Requirement >> Where a line of the material includes the string "likes", copy that line.

Records for the exercise >>
::::

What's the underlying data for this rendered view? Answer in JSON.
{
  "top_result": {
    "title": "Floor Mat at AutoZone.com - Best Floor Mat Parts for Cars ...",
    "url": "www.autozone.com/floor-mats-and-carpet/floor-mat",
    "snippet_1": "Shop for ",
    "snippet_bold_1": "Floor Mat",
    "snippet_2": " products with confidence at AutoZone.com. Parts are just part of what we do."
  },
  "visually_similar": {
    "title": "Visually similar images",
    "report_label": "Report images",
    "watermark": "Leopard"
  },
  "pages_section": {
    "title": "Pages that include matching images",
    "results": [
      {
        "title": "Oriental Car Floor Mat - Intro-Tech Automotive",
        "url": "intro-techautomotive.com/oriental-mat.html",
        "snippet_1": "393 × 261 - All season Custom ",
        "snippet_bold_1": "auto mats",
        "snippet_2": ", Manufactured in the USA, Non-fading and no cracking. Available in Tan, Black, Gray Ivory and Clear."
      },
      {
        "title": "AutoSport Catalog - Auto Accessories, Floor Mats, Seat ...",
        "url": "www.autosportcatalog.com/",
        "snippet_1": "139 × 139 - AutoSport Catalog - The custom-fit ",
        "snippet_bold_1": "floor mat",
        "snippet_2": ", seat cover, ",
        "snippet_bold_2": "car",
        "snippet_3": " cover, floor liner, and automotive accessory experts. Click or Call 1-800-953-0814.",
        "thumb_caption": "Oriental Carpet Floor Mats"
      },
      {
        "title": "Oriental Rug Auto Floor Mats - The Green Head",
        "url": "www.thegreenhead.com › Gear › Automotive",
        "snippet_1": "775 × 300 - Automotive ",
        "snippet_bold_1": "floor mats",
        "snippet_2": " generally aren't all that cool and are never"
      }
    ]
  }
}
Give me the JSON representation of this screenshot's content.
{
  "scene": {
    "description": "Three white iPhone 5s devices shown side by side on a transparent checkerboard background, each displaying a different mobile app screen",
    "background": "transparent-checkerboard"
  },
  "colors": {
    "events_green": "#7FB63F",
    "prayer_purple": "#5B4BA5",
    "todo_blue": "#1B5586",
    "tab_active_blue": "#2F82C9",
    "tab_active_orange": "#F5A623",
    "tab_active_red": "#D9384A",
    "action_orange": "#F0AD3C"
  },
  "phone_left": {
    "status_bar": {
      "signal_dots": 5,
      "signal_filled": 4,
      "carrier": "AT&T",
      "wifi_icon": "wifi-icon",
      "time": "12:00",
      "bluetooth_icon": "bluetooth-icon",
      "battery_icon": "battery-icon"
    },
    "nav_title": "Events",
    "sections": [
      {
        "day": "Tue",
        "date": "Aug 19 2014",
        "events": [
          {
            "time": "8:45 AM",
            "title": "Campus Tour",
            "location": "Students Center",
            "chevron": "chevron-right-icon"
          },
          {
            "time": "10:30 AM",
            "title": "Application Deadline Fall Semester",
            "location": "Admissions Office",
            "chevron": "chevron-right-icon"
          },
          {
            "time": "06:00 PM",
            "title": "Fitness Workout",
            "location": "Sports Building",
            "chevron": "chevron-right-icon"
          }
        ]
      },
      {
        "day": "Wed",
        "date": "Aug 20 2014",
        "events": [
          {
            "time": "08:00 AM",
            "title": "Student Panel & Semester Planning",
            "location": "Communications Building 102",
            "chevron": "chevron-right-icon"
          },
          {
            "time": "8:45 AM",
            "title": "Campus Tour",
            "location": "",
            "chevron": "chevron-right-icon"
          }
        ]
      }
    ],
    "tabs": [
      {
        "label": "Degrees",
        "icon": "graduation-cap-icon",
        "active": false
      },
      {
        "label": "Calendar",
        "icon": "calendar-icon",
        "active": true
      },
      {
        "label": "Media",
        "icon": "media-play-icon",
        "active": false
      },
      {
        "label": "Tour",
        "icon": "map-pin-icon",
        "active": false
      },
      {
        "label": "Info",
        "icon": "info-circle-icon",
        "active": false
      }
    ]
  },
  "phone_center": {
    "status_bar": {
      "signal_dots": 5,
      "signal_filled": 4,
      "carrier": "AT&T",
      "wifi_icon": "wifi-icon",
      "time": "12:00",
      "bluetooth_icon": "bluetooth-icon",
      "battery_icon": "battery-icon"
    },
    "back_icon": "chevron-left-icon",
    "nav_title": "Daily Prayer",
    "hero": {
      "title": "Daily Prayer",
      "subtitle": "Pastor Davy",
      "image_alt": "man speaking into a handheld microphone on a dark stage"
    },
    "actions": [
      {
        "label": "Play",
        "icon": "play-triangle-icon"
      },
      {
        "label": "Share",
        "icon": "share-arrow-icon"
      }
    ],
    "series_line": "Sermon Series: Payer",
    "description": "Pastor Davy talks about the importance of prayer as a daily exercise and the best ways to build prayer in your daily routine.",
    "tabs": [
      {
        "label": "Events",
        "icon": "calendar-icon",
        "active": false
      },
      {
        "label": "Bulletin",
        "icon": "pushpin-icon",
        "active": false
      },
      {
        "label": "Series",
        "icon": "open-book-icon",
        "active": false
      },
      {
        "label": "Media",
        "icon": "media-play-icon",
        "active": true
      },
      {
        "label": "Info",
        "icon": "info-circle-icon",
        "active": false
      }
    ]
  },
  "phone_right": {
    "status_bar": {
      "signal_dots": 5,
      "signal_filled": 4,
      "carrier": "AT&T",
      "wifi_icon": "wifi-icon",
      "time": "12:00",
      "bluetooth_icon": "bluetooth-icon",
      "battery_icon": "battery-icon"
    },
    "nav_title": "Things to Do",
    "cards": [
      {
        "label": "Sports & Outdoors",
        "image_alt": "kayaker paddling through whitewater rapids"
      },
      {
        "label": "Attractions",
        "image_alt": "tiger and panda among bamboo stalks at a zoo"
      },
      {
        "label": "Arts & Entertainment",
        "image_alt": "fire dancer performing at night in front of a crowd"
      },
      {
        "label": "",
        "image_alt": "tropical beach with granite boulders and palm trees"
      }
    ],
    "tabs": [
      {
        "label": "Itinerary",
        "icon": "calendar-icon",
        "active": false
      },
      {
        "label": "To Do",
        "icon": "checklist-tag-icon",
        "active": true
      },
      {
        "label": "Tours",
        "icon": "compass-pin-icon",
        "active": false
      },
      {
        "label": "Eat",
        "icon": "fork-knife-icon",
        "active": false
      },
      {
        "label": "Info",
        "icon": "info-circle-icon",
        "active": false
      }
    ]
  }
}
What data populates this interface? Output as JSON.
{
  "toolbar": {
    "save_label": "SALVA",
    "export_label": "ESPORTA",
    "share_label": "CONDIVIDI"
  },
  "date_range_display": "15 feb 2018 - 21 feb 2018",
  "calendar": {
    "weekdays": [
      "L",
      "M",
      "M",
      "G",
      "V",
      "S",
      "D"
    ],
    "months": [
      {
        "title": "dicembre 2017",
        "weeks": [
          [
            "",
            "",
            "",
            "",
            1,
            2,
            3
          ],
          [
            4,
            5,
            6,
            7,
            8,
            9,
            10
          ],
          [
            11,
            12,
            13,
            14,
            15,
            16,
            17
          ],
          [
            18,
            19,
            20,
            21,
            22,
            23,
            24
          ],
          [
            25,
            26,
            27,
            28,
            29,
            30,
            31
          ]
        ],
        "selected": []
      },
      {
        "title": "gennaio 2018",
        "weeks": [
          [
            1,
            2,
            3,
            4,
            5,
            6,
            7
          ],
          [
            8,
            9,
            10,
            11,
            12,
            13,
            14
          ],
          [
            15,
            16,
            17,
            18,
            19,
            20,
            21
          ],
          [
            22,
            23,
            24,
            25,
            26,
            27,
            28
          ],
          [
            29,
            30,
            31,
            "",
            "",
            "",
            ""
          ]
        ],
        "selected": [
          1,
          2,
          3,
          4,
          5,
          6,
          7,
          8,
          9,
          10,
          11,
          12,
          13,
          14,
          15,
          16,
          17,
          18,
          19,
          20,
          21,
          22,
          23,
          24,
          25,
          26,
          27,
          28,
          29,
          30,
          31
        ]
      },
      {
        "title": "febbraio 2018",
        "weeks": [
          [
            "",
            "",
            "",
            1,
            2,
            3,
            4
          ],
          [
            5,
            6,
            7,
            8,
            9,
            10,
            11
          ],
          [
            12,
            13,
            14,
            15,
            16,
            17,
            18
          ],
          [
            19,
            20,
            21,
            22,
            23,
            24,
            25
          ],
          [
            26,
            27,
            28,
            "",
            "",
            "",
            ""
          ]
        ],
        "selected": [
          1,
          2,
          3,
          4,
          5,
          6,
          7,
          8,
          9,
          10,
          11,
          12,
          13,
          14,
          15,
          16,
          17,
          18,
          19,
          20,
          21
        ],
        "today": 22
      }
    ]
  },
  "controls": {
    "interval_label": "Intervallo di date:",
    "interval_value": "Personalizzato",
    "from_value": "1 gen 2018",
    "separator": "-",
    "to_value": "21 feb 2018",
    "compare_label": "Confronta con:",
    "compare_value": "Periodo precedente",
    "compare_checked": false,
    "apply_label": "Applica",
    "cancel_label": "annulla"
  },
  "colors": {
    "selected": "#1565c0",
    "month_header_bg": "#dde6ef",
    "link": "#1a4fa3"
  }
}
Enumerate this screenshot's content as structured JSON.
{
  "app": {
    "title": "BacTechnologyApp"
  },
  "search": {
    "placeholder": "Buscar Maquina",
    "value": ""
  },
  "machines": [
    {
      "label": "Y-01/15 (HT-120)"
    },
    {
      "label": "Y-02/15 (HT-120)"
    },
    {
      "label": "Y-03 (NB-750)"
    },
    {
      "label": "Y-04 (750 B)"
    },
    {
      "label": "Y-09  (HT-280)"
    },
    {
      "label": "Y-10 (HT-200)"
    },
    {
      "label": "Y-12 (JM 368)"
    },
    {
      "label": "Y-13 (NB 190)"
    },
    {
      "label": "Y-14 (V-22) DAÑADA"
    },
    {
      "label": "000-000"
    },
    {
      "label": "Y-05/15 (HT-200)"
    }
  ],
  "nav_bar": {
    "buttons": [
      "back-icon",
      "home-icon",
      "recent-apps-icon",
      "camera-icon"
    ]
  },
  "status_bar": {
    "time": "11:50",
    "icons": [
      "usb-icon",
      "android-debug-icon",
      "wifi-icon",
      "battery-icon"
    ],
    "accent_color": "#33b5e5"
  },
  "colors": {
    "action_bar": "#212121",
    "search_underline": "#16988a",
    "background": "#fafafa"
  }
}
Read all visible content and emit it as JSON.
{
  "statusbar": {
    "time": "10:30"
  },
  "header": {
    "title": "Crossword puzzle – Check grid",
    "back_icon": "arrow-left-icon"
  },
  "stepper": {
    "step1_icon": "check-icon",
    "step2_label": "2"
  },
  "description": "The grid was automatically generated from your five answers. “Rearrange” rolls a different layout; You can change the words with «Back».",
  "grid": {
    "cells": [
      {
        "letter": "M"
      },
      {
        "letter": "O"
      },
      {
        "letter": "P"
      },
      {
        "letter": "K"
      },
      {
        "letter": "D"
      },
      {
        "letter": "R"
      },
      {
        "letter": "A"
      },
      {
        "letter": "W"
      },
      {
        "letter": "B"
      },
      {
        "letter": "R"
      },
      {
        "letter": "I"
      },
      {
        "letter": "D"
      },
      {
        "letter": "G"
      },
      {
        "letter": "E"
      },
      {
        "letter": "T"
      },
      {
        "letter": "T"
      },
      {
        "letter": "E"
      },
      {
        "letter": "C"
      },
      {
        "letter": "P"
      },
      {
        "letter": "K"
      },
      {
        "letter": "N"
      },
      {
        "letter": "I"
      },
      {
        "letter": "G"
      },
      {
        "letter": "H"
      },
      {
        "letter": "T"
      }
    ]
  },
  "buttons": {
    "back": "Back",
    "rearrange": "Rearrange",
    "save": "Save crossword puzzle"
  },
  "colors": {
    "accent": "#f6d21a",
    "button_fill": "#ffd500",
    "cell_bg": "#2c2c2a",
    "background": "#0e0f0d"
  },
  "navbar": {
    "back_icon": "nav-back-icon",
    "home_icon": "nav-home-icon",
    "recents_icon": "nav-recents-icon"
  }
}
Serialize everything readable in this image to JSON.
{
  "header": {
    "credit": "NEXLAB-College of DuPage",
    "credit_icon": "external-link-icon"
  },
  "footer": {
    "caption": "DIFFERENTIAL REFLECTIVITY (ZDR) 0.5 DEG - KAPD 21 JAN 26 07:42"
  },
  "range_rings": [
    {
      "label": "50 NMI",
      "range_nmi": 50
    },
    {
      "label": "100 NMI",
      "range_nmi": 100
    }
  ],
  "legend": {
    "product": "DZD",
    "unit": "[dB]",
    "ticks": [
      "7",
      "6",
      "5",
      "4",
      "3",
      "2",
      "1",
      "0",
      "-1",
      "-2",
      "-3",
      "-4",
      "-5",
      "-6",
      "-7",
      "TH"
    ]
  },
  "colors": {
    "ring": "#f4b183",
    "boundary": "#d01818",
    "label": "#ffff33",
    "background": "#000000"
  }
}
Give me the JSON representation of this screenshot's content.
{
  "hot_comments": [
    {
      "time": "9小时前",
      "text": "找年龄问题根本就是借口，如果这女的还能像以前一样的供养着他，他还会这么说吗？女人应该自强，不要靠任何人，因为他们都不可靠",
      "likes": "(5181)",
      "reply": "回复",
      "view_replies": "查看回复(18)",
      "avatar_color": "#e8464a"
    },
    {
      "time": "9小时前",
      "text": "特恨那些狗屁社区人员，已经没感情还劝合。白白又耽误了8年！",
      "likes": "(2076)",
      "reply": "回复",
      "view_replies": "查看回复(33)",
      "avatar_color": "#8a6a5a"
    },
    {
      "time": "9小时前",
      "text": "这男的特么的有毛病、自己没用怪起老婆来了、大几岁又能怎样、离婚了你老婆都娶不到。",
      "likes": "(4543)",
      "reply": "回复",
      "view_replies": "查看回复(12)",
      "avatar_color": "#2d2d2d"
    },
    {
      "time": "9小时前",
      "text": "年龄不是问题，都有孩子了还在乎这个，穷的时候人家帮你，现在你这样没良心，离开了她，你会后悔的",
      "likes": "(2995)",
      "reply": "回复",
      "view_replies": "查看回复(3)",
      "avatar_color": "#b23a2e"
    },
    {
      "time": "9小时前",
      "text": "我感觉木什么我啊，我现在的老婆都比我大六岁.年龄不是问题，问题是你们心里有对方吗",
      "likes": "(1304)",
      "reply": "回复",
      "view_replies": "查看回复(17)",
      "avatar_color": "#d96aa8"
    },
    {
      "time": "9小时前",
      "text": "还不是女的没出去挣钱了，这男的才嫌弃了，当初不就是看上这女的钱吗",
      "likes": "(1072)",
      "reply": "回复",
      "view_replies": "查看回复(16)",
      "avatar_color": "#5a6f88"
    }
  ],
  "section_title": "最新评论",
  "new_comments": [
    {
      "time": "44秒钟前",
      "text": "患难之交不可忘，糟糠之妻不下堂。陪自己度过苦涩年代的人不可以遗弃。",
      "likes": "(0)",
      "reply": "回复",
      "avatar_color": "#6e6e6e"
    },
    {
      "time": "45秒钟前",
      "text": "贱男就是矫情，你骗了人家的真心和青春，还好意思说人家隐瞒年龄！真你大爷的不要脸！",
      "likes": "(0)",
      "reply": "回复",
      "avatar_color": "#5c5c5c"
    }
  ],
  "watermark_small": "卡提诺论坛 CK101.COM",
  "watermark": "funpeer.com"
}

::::

Response for this exercise >>
      "likes": "(5181)",
      "likes": "(2076)",
      "likes": "(4543)",
      "likes": "(2995)",
      "likes": "(1304)",
      "likes": "(1072)",
      "likes": "(0)",
      "likes": "(0)",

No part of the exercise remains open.